Are there guidelines on this?

«For a decade, various Vatican organizations, such as the Pontifical Academies, have questioned the developments and consequences of artificial intelligence, reaching the conclusion that these discoveries must be accompanied by a critical sense and a will for good; They did so by publishing a series of statements of intent. The last in chronological order is the Rome Call for AI Ethics, promoted by the Pontifical Academy for Life and initially signed by large technology companies such as Microsoft and IBM. It is noted as a “document of shared commitments” through which to stimulate the sense of responsibility of organizations, governments, institutions and the private sector, for a future in which technological progress and digital innovation are at the service of “genius human” and his creativity, without provoking a gradual substitution.

In conclusion, why is the Church so interested in Artificial Intelligence?

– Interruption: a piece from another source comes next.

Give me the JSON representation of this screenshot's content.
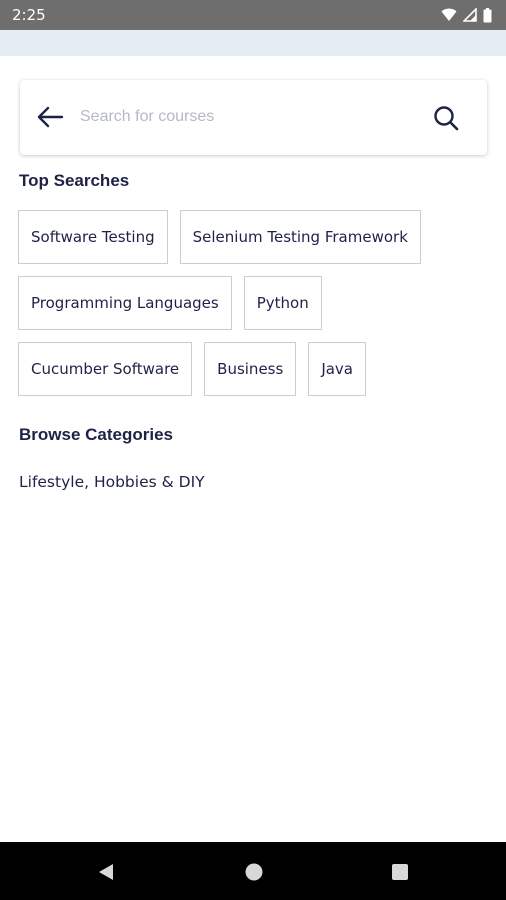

«The Church, therefore, is interested in artificial intelligence because it is interested in man, and as “mother and teacher” – an expression loved by another saint, John XXIII – it does not stop accompanying each of its children on a path of profitable and beneficial life. Alerting him of the dangers and encouraging him to give his best for himself and for others, taking advantage of precisely that intelligence and intrinsic capacity that derives from having been created by an almighty God.